Abd al-Rahman al-Khalidi, 29, and other dissidents who fled Saudi Arabia after criticising the monarchy, dread being flown back to their home country
Abd al-Rahman al-Khalidi, 29, and other dissidents who fled Saudi Arabia after criticising the monarchy, dread being flown back to their home country AFP

As he languishes in a cell in Bulgaria, Saudi dissident Abd al-Rahman al-Khalidi dreads one thing more than any other: being flown back to his home country.

"In the event of deportation, I will be subjected to torture and long imprisonment, as I have worked with the opposition for years," Khalidi, a failed asylum-seeker, told AFP by phone from a detention centre in Sofia.

For Khalidi, 29, and other dissidents who fled after criticising the Saudi monarchy, such fears assumed new urgency following the extradition last month of their compatriot Hassan al-Rabie, who had sought temporary refuge in Morocco.

Rabie, who comes from a family of prominent dissidents and stands accused of crimes including "collaboration with terrorists", has not been heard from since.

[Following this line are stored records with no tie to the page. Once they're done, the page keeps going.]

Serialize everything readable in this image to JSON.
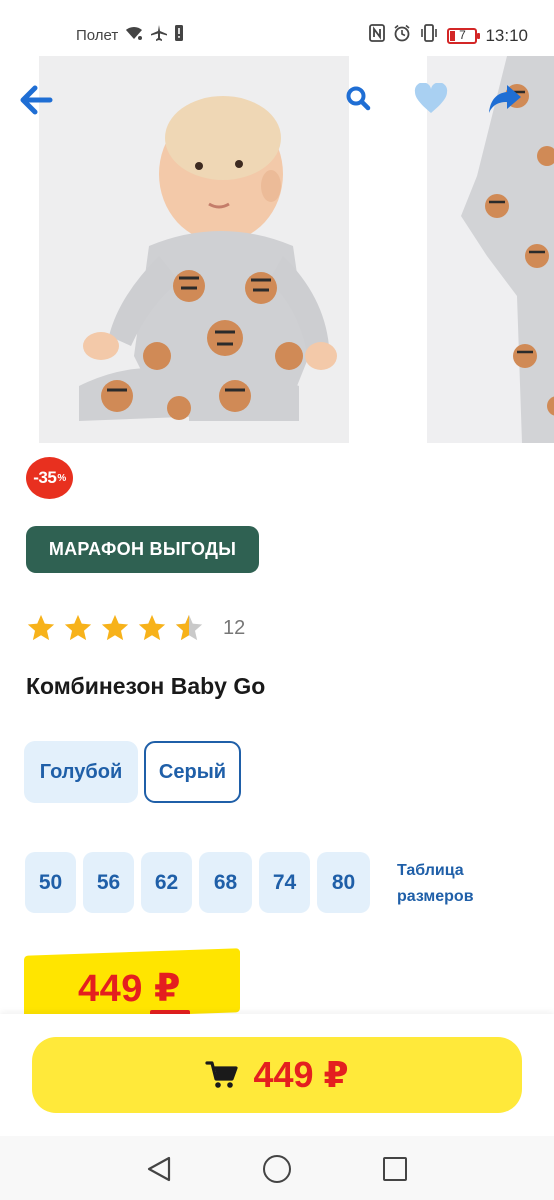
{
  "status_bar": {
    "airplane_label": "Полет",
    "time": "13:10",
    "battery_level": "7",
    "icons": [
      "wifi-icon",
      "airplane-icon",
      "alert-icon",
      "nfc-icon",
      "alarm-icon",
      "vibrate-icon",
      "battery-icon"
    ]
  },
  "header": {
    "back_icon": "arrow-left-icon",
    "search_icon": "search-icon",
    "favorite_icon": "heart-icon",
    "share_icon": "share-icon"
  },
  "gallery": {
    "images": [
      "baby-sitting-in-tiger-print-jumpsuit",
      "tiger-print-jumpsuit-flat"
    ]
  },
  "badge": {
    "discount": "-35",
    "discount_unit": "%"
  },
  "promo": {
    "label": "МАРАФОН ВЫГОДЫ"
  },
  "rating": {
    "value": 4.5,
    "max": 5,
    "count": "12"
  },
  "product": {
    "title": "Комбинезон Baby Go"
  },
  "colors": {
    "options": [
      {
        "label": "Голубой",
        "selected": false
      },
      {
        "label": "Серый",
        "selected": true
      }
    ]
  },
  "sizes": {
    "options": [
      "50",
      "56",
      "62",
      "68",
      "74",
      "80"
    ],
    "table_link": "Таблица размеров"
  },
  "price": {
    "value": "449 ₽"
  },
  "cart": {
    "icon": "cart-icon",
    "price": "449 ₽"
  },
  "nav": {
    "icons": [
      "nav-back-icon",
      "nav-home-icon",
      "nav-recent-icon"
    ]
  },
  "theme": {
    "accent_blue": "#1f5fa8",
    "chip_bg": "#e3f0fb",
    "promo_green": "#2f6152",
    "discount_red": "#e8301f",
    "price_red": "#e41f1f",
    "yellow": "#ffe93a",
    "star": "#f7b21a"
  }
}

Human rights groups warn he faces "serious rights abuses" on Saudi soil.

The case highlights the vulnerability of Saudi exiles amid a widening crackdown on dissent under Crown Prince Mohammed bin Salman, the oil-rich country's de facto ruler.

Critics accuse the 37-year-old of shrinking political space even as he pursues an ambitious reform agenda involving massive investments in sports and entertainment and the expansion of some rights for women.

People without political asylum or dual citizenship are "always at risk of deportation", said Taha al-Hajji, legal director of the European-Saudi Organisation for Human Rights.

Khalidi's activism predates King Salman's ascent to the throne in 2015 and the appointment of Prince Mohammed as heir two years later.

In 2011, he was active during rare demonstrations in eastern Saudi Arabia, where the Shiite minority is concentrated, following the Middle East's Arab Spring uprisings.

He fled to Turkey in 2013 and watched as the long arm of the Saudi state tracked down more prominent activists who were also abroad.

That group includes Loujain al-Hathloul, a women's rights campaigner who was arrested in the United Arab Emirates in March 2018 and forced back to Saudi Arabia, where she spent more than two years behind bars.

In October 2018, Saudi agents killed and dismembered journalist and critic Jamal Khashoggi inside the kingdom's Istanbul consulate -- an operation US intelligence officials believe was "approved" by Prince Mohammed, despite Saudi denials.

Beyond these high-profile cases, notorious Saudi online surveillance operations -- which a US court found last year have included enlisting Saudi Twitter employees to unmask critics -- have also put exiles on edge.

So when Khalidi's passport expired in 2021, he sought protection in the European Union, fleeing on foot into Bulgaria.

His bid for asylum was unsuccessful, however, with authorities concluding in May that he had not adequately demonstrated he would face persecution back home, according to a Bulgarian lawyer who worked on the case and spoke on condition of anonymity.

A decision on Khalidi's possible extradition could come at any time.

Saudi authorities did not respond to questions from AFP about Khalidi's case and others like it.

There are no comprehensive figures for Saudi dissidents living abroad, but activists and lawyers said popular destinations included the United States, Britain, Germany and Canada.

In the European Union, the number of Saudi asylum seekers has increased dramatically during King Salman's reign.

The bloc recorded 15 Saudi asylum seekers in 2013 and 40 in 2014, jumping to 130 in both 2017 and 2022, according to figures provided by the European Union Agency for Asylum.

Even those who obtain asylum say their fear never fully goes away.

Abdul Hakim al-Dakhil, a Saudi dissident who was arrested in 2010 after calling online for political reform, fled the kingdom in 2017, eventually ending up in France, where he was granted asylum in 2020.

"Before that, I was afraid that I would be deported, as I would be tried on fabricated charges, and I would never see the sun again," he told AFP.

He remains worried for his safety.

"I prefer being in public places, and I am still afraid to go to certain places on my own," Dakhil said.

Several Saudi dissidents and activists residing abroad told AFP they refuse to transit through Arab countries to avoid being extradited, as happened to Rabie.

"No one dares to pass" through the region, said Adel al-Saeed, vice-president of the European-Saudi Organisation for Human Rights.

Saudi activists consistently turn down invitations to human rights conferences in countries such as Lebanon and Tunisia for this reason, he added.

Lina al-Hathloul, Loujain's sister and head of monitoring for the London-based rights group ALQST, told AFP that asylum or dual nationality can offer a "layer of protection" for dissidents, but that there are limits.

"Taking into account the influence of Saudi Arabia on some countries," she said, "it is not a guaranteed protection".